[App and web page records]
>>>

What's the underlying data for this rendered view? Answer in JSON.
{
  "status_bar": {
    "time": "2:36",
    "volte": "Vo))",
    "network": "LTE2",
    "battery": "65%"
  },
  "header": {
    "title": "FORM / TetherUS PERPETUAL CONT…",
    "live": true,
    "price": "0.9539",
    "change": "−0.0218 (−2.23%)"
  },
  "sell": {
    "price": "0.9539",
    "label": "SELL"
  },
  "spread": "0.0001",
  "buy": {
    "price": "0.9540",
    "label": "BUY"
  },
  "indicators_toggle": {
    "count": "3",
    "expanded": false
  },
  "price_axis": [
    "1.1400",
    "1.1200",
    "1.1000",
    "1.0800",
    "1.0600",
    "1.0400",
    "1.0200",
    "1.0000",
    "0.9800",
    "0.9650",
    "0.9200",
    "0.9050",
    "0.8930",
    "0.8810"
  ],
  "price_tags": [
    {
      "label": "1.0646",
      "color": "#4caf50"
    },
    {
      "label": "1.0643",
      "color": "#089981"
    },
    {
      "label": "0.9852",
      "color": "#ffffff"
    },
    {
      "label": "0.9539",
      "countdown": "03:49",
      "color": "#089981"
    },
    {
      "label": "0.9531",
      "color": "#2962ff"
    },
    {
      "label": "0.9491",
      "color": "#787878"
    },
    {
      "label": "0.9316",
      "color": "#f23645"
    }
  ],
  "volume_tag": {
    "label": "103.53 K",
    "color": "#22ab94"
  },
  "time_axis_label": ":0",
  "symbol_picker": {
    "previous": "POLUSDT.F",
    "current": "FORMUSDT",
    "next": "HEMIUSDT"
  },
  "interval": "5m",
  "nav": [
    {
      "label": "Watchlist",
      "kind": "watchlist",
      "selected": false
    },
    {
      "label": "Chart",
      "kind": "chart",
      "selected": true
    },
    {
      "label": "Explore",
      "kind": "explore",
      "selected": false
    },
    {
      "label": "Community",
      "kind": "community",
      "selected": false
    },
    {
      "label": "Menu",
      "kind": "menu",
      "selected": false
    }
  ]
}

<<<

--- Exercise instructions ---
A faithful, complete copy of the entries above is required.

--- Final answer ---
What's the underlying data for this rendered view? Answer in JSON.
{
  "status_bar": {
    "time": "2:36",
    "volte": "Vo))",
    "network": "LTE2",
    "battery": "65%"
  },
  "header": {
    "title": "FORM / TetherUS PERPETUAL CONT…",
    "live": true,
    "price": "0.9539",
    "change": "−0.0218 (−2.23%)"
  },
  "sell": {
    "price": "0.9539",
    "label": "SELL"
  },
  "spread": "0.0001",
  "buy": {
    "price": "0.9540",
    "label": "BUY"
  },
  "indicators_toggle": {
    "count": "3",
    "expanded": false
  },
  "price_axis": [
    "1.1400",
    "1.1200",
    "1.1000",
    "1.0800",
    "1.0600",
    "1.0400",
    "1.0200",
    "1.0000",
    "0.9800",
    "0.9650",
    "0.9200",
    "0.9050",
    "0.8930",
    "0.8810"
  ],
  "price_tags": [
    {
      "label": "1.0646",
      "color": "#4caf50"
    },
    {
      "label": "1.0643",
      "color": "#089981"
    },
    {
      "label": "0.9852",
      "color": "#ffffff"
    },
    {
      "label": "0.9539",
      "countdown": "03:49",
      "color": "#089981"
    },
    {
      "label": "0.9531",
      "color": "#2962ff"
    },
    {
      "label": "0.9491",
      "color": "#787878"
    },
    {
      "label": "0.9316",
      "color": "#f23645"
    }
  ],
  "volume_tag": {
    "label": "103.53 K",
    "color": "#22ab94"
  },
  "time_axis_label": ":0",
  "symbol_picker": {
    "previous": "POLUSDT.F",
    "current": "FORMUSDT",
    "next": "HEMIUSDT"
  },
  "interval": "5m",
  "nav": [
    {
      "label": "Watchlist",
      "kind": "watchlist",
      "selected": false
    },
    {
      "label": "Chart",
      "kind": "chart",
      "selected": true
    },
    {
      "label": "Explore",
      "kind": "explore",
      "selected": false
    },
    {
      "label": "Community",
      "kind": "community",
      "selected": false
    },
    {
      "label": "Menu",
      "kind": "menu",
      "selected": false
    }
  ]
}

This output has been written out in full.